Description of the task: Copy each line of the listing that includes "title".

Extracted data START

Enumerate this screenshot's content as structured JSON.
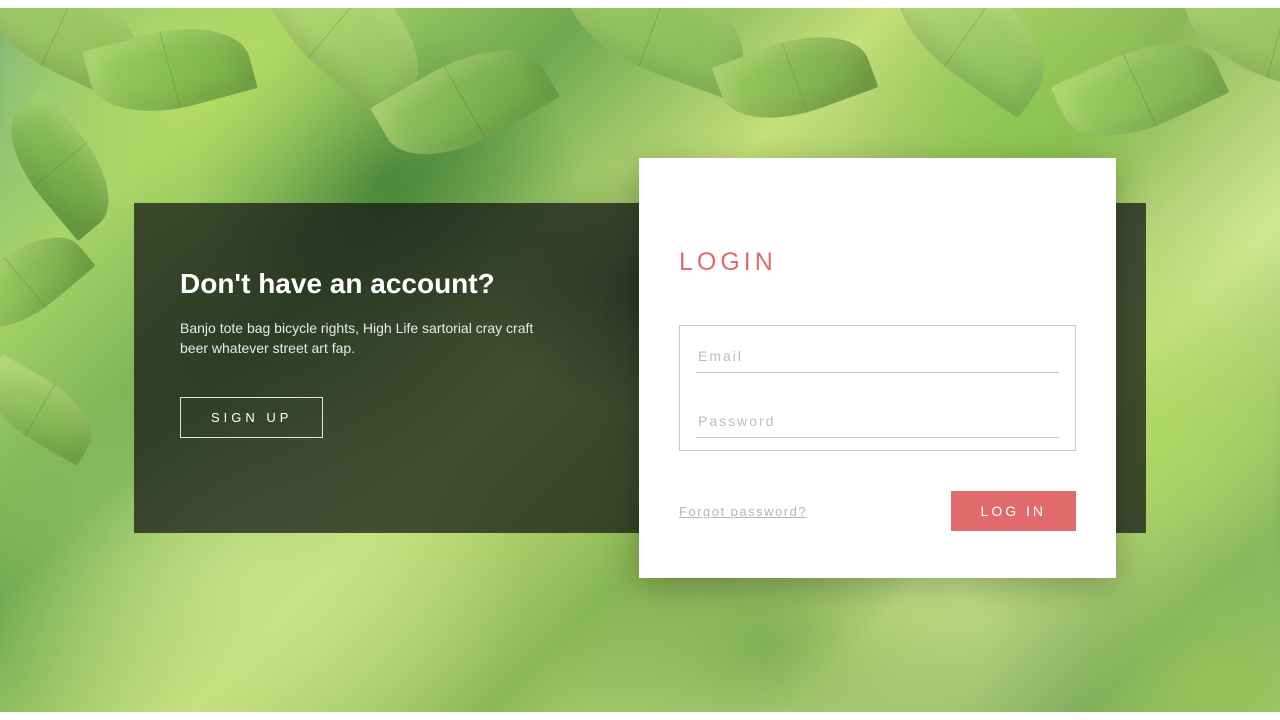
{
  "colors": {
    "accent": "#e16a6a"
  },
  "signup": {
    "heading": "Don't have an account?",
    "text": "Banjo tote bag bicycle rights, High Life sartorial cray craft beer whatever street art fap.",
    "button_label": "SIGN UP"
  },
  "login": {
    "title": "LOGIN",
    "email_placeholder": "Email",
    "email_value": "",
    "password_placeholder": "Password",
    "password_value": "",
    "forgot_label": "Forgot password?",
    "submit_label": "LOG IN"
  }
}
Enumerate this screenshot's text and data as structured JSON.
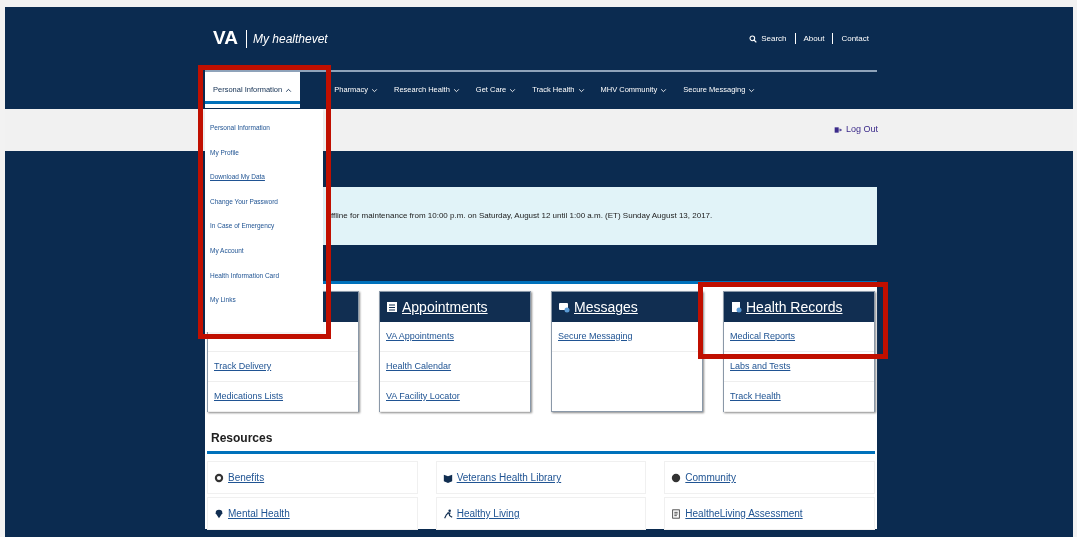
{
  "header": {
    "logo_short": "VA",
    "logo_name": "My healthevet",
    "links": [
      "Search",
      "About",
      "Contact"
    ]
  },
  "nav": [
    {
      "label": "Personal Information",
      "selected": true,
      "expanded": true
    },
    {
      "label": "Pharmacy",
      "selected": false,
      "expanded": false
    },
    {
      "label": "Research Health",
      "selected": false,
      "expanded": false
    },
    {
      "label": "Get Care",
      "selected": false,
      "expanded": false
    },
    {
      "label": "Track Health",
      "selected": false,
      "expanded": false
    },
    {
      "label": "MHV Community",
      "selected": false,
      "expanded": false
    },
    {
      "label": "Secure Messaging",
      "selected": false,
      "expanded": false
    }
  ],
  "dropdown": [
    {
      "label": "Personal Information",
      "hovered": false
    },
    {
      "label": "My Profile",
      "hovered": false
    },
    {
      "label": "Download My Data",
      "hovered": true
    },
    {
      "label": "Change Your Password",
      "hovered": false
    },
    {
      "label": "In Case of Emergency",
      "hovered": false
    },
    {
      "label": "My Account",
      "hovered": false
    },
    {
      "label": "Health Information Card",
      "hovered": false
    },
    {
      "label": "My Links",
      "hovered": false
    }
  ],
  "logout": "Log Out",
  "alert": "ffline for maintenance from 10:00 p.m. on Saturday, August 12 until 1:00 a.m. (ET) Sunday August 13, 2017.",
  "cards": [
    {
      "links": [
        "Track Delivery",
        "Medications Lists"
      ]
    },
    {
      "title": "Appointments",
      "links": [
        "VA Appointments",
        "Health Calendar",
        "VA Facility Locator"
      ]
    },
    {
      "title": "Messages",
      "links": [
        "Secure Messaging"
      ]
    },
    {
      "title": "Health Records",
      "links": [
        "Medical Reports",
        "Labs and Tests",
        "Track Health"
      ]
    }
  ],
  "resources": {
    "title": "Resources",
    "items": [
      "Benefits",
      "Veterans Health Library",
      "Community",
      "Mental Health",
      "Healthy Living",
      "HealtheLiving Assessment"
    ]
  }
}
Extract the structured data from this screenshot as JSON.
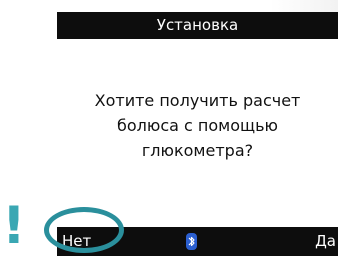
{
  "screen": {
    "title": "Установка",
    "message": "Хотите получить расчет\nболюса с помощью\nглюкометра?"
  },
  "softkeys": {
    "left_label": "Нет",
    "right_label": "Да"
  },
  "status": {
    "icon": "bluetooth-icon"
  },
  "annotation": {
    "mark": "!",
    "highlight_color": "#2a8f9c"
  }
}
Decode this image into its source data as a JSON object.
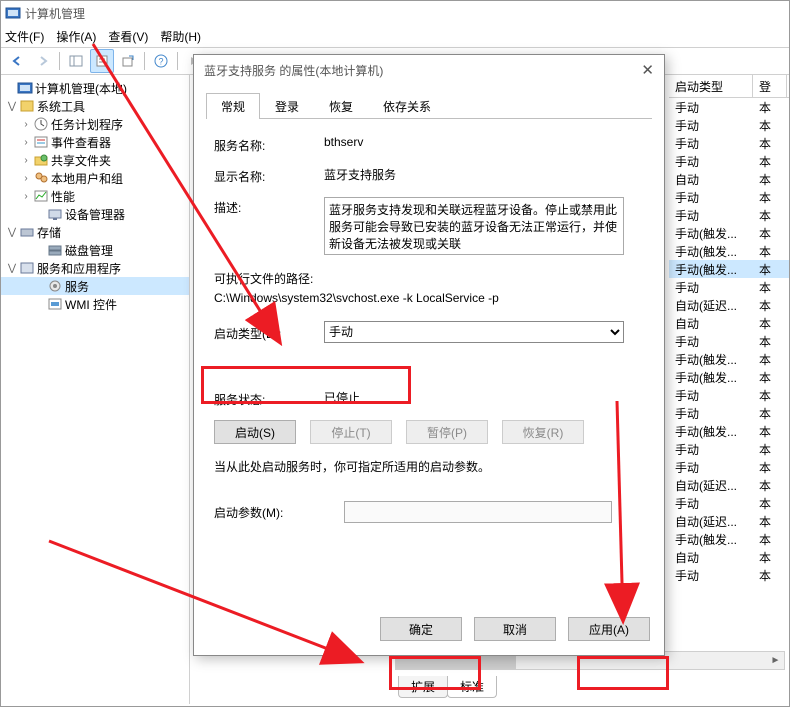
{
  "app": {
    "title": "计算机管理"
  },
  "menu": {
    "file": "文件(F)",
    "action": "操作(A)",
    "view": "查看(V)",
    "help": "帮助(H)"
  },
  "tree": {
    "root": "计算机管理(本地)",
    "system_tools": "系统工具",
    "task_scheduler": "任务计划程序",
    "event_viewer": "事件查看器",
    "shared_folders": "共享文件夹",
    "local_users": "本地用户和组",
    "performance": "性能",
    "device_manager": "设备管理器",
    "storage": "存储",
    "disk_mgmt": "磁盘管理",
    "services_apps": "服务和应用程序",
    "services": "服务",
    "wmi": "WMI 控件"
  },
  "grid": {
    "col_startup": "启动类型",
    "col_logon_initial": "登",
    "rows": [
      {
        "t": "手动",
        "x": "本"
      },
      {
        "t": "手动",
        "x": "本"
      },
      {
        "t": "手动",
        "x": "本"
      },
      {
        "t": "手动",
        "x": "本"
      },
      {
        "t": "自动",
        "x": "本"
      },
      {
        "t": "手动",
        "x": "本"
      },
      {
        "t": "手动",
        "x": "本"
      },
      {
        "t": "手动(触发...",
        "x": "本"
      },
      {
        "t": "手动(触发...",
        "x": "本"
      },
      {
        "t": "手动(触发...",
        "x": "本",
        "sel": true
      },
      {
        "t": "手动",
        "x": "本"
      },
      {
        "t": "自动(延迟...",
        "x": "本"
      },
      {
        "t": "自动",
        "x": "本"
      },
      {
        "t": "手动",
        "x": "本"
      },
      {
        "t": "手动(触发...",
        "x": "本"
      },
      {
        "t": "手动(触发...",
        "x": "本"
      },
      {
        "t": "手动",
        "x": "本"
      },
      {
        "t": "手动",
        "x": "本"
      },
      {
        "t": "手动(触发...",
        "x": "本"
      },
      {
        "t": "手动",
        "x": "本"
      },
      {
        "t": "手动",
        "x": "本"
      },
      {
        "t": "自动(延迟...",
        "x": "本"
      },
      {
        "t": "手动",
        "x": "本"
      },
      {
        "t": "自动(延迟...",
        "x": "本"
      },
      {
        "t": "手动(触发...",
        "x": "本"
      },
      {
        "t": "自动",
        "x": "本"
      },
      {
        "t": "手动",
        "x": "本"
      }
    ]
  },
  "bottom_tabs": {
    "extended": "扩展",
    "standard": "标准"
  },
  "dialog": {
    "title": "蓝牙支持服务 的属性(本地计算机)",
    "tabs": {
      "general": "常规",
      "logon": "登录",
      "recovery": "恢复",
      "deps": "依存关系"
    },
    "labels": {
      "service_name": "服务名称:",
      "display_name": "显示名称:",
      "description": "描述:",
      "exe_path": "可执行文件的路径:",
      "startup_type": "启动类型(E):",
      "service_status": "服务状态:",
      "hint": "当从此处启动服务时，你可指定所适用的启动参数。",
      "start_params": "启动参数(M):"
    },
    "values": {
      "service_name": "bthserv",
      "display_name": "蓝牙支持服务",
      "description": "蓝牙服务支持发现和关联远程蓝牙设备。停止或禁用此服务可能会导致已安装的蓝牙设备无法正常运行，并使新设备无法被发现或关联",
      "exe_path": "C:\\Windows\\system32\\svchost.exe -k LocalService -p",
      "startup_sel": "手动",
      "status": "已停止",
      "params": ""
    },
    "buttons": {
      "start": "启动(S)",
      "stop": "停止(T)",
      "pause": "暂停(P)",
      "resume": "恢复(R)",
      "ok": "确定",
      "cancel": "取消",
      "apply": "应用(A)"
    }
  }
}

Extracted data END

Answer box:
    "title": "LOGIN",
      "title": "Appointments",
      "title": "Messages",
      "title": "Health Records",
    "title": "Resources",
    "title": "Установка",
    "title": "计算机管理"
    "title": "蓝牙支持服务 的属性(本地计算机)",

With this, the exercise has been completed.